An open channel is a non-commercial, advertisement-free, local or regional radio or TV channel that guarantees all citizens free and equal access to these electronic media.
For the purposes of programme production, the open channels provide studios and recording equipment, as well as technical and editorial advice. They form the platform for programmes produced by citizens themselves, but do not make any programmes of their own. In each case, the producers are also the programme organisers who are responsible for their content.
Open channels are generally operated by the state media authority, a charity association or a local support organisation. There are different models of institutional support.
The open channels disseminate their programmes via local and regional VHF frequencies (radio) and via local/regional cable networks (TV).
Non-commercial local radio and open channel are two models that are frequently confused. Both types are considered commercial broadcasting, operate on a local scale and are generally open-access. Neither of them features any advertising. Depending on the concept of the open channel, the programmes produced by citizens are transmitted either in succession (queue) or in accordance with a fixed transmission schedule upon the producer’s request. The employees of the open channel provide technical and editorial assistance, but there is no editorial supervision that entails vetting of the content.
For non-commercial local radio, responsibility lies with an editorial office. This office’s structure forms part of the channel concept and therefore differs from one initiative to the next.

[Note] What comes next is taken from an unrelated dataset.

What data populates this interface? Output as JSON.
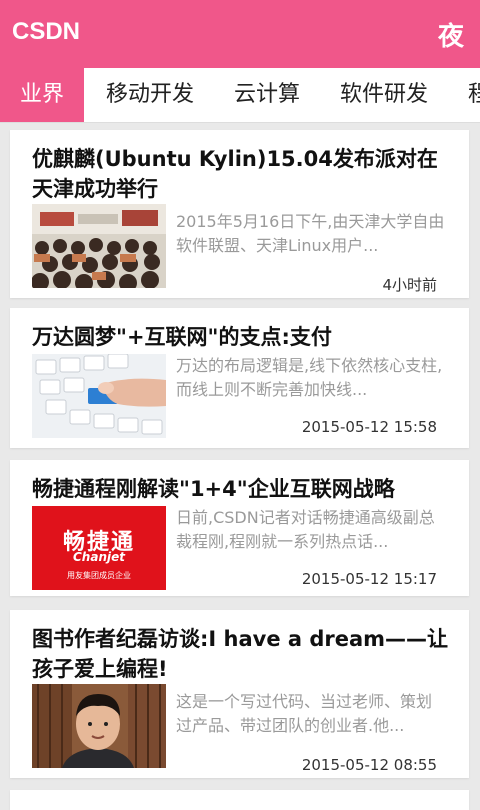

There is a fixed transmission schedule as with conventional radio.
The difference in comparison to the commercial or public service broadcasting channels is that non-commercial radio is more accessible and that volunteers produce the output in collaboration with a small team of editorial staff. The music selection is not determined by record labels.
"Bürgerrundfunk" (community radio)

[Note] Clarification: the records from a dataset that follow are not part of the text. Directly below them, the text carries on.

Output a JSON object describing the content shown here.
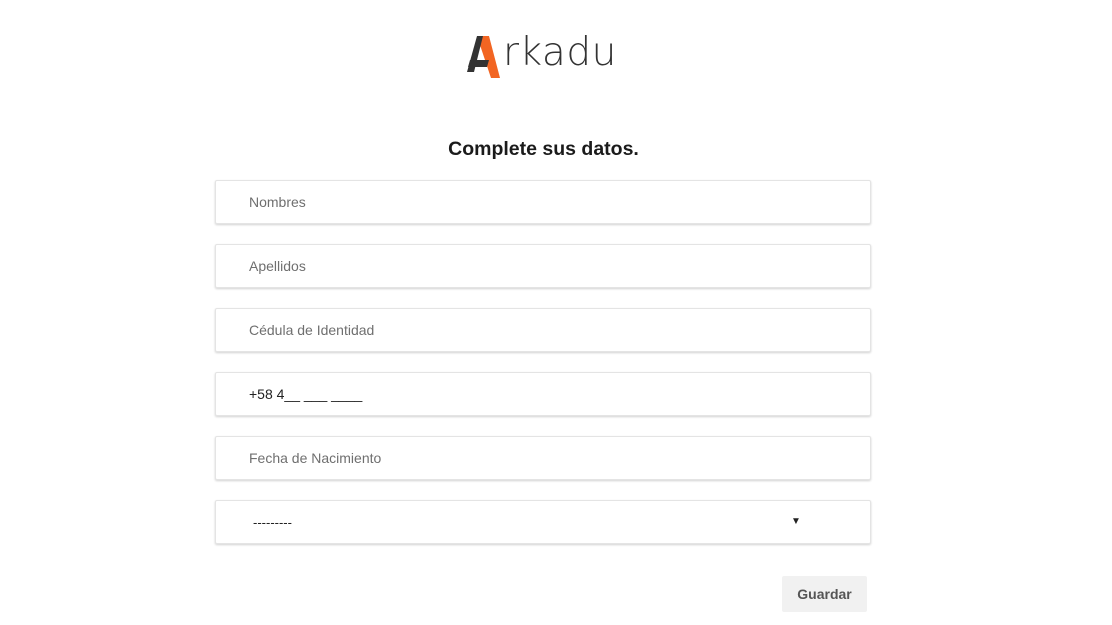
{
  "brand": {
    "logo_text": "rkadu",
    "colors": {
      "orange": "#f26522",
      "dark": "#333333"
    }
  },
  "page": {
    "title": "Complete sus datos."
  },
  "form": {
    "nombres_placeholder": "Nombres",
    "apellidos_placeholder": "Apellidos",
    "cedula_placeholder": "Cédula de Identidad",
    "telefono_value": "+58 4__ ___ ____",
    "fecha_nacimiento_placeholder": "Fecha de Nacimiento",
    "select_value": "---------",
    "select_caret": "▼"
  },
  "actions": {
    "save_label": "Guardar"
  }
}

In the German model of "Bürgerrundfunk", open channel elements (participation, openness) and non-commercial radio elements (information remit) merge within one organisation. Such community radio channels are intended to both complement local and regional coverage and provide open, non-discriminatory access to broadcasting for all citizens in the catchment area, thereby offering opportunities for imparting media literacy. The remits described above can be found in different federal States without them being explicitly enshrined either in media legislation or an organisational structure. In Lower Saxony, this model has been legally enshrined since 2001.
University students can capitalise on their involvement in university radio to gain journalistic skills in the production of programme content or in handling live broadcasting. However, the learning opportunities offered by a campus radio station extend far beyond acquiring purely technical skills. Alongside the work relating directly to producing radio programmes, students gain competences in many other areas such as office organisation, editorial management, PR activities, managing website content, compiling playlists and maintaining contact with the music industry.

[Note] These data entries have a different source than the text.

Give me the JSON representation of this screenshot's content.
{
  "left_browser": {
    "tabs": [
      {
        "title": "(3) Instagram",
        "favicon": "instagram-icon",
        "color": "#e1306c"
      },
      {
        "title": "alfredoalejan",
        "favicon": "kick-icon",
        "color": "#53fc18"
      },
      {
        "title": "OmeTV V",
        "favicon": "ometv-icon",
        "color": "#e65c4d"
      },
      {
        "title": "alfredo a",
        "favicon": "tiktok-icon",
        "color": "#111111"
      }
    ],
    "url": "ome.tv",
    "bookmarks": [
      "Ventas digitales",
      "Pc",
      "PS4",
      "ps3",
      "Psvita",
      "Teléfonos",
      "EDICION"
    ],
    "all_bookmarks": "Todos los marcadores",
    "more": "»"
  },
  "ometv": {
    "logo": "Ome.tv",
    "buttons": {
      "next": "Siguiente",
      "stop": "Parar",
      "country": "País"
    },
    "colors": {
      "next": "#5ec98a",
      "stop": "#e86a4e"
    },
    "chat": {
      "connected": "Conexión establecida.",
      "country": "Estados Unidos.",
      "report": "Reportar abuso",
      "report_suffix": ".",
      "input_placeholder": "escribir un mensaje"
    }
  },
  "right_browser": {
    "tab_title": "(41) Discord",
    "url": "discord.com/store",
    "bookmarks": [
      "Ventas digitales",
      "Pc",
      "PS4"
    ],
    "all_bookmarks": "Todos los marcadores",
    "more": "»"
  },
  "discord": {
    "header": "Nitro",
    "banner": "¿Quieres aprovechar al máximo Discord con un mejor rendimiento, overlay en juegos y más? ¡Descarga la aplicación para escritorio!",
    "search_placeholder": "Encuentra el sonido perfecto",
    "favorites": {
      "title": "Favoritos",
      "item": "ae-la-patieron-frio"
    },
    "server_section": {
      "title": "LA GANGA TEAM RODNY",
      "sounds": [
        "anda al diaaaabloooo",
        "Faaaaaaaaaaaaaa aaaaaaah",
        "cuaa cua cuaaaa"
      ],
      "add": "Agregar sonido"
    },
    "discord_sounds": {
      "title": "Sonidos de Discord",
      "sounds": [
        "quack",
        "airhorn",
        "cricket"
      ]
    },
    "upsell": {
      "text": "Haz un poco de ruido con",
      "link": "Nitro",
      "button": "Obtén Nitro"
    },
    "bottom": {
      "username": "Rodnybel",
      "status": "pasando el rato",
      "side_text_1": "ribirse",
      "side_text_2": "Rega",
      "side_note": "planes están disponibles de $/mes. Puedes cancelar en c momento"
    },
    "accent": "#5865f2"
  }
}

German vocational channels ("Aus- und Fortbildungskanäle")
These channels pursue two goals: providing opportunities to acquire skills and qualifications to aspiring journalists and imparting media literacy. Depending on their focus, these channels resemble open channels or university radio in their activities.
School radio enables forms or groups of pupils to publish content or manage regular programme blocks. Generally, school radio channels broadcast during break time. There are also some audio platforms dedicated to school radio projects.